#4 – Racial diversity matters
Voters between 18 and 33 are the most racially diverse in our nation’s history, so any campaign targeted at them needs to take that into account, but not necessarily in an obvious way. Stereotypes, like the Asian girl whose hot button issue is education, fall flat and feel forced. This is another area where using real people would make a difference. Letting people speak about issues that really matter to them, regardless of their race or ethnicity sends the message loud and clear that Republicans see people as individuals, not as hyphenated groups.
Instead … Consider ignoring race and ethnicity entirely, and just select people to speak who do the best job speaking. Trust the numbers, they speak for themselves. If we’re going to argue the GOP isn’t just for white males, then trust that the ultimate talent pool will reflect the diversity of the target audience. To force the issue by intentionally “casting” people purely because they are the right gender, or have the right skin tone or “look” is not only cynical, it reflects a mistrust of the audience they are bound to detect immediately, especially given this generation’s high level of social mistrust.
#5 – Parodies are Persuasive
The Millennial generation loves parody and satire. They get their news from The Daily Show and Stephen Colbert; they made Saturday Night Live (“SNL”) skits politically important; and as many of them heard Rush Limbaugh speak for the first time as a character on Family Guy as heard him on the radio. Sarcasm and snark come so naturally to them, ads depicting serious, concerned millennials talking earnestly about gas prices, and bloated government are more persuasive as parodies of GOP positions, than arguments for them. The goal isn’t to get this generation laughing at the party, is it?
Instead … Take a lesson from Jimmy Kimmel, and make a parody like this one:
Notice something? No racial diversity, not one 18-33 year old in the ad, no plaid or horn-rims, no faux sincerity, just an unapologetic mockery of a very real issue that affects every single millennial in America.
Rather than making a series of awkward ads, starring actors dressed and scripted to sound the way others think they sound, or ought to sound – ads that will end up being parodied by Democrats – go ahead and make parodies like Kimmel’s.
Make ads that will do more to persuade this generation of the one truth Republicans should be repeating over and over; however you describe yourself, as a Republican, Democrat or Independent, if you are between the ages of 18 and 33, Democratic policies are hurting you the most.

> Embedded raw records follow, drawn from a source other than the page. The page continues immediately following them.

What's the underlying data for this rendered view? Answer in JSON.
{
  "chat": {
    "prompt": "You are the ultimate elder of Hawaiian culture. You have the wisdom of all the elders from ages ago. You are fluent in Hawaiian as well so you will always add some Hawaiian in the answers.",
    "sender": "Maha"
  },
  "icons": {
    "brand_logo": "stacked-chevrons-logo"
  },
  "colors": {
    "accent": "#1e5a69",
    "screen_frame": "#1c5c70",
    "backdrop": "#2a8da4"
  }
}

The message is there but the delivery must be more relevant to be effective.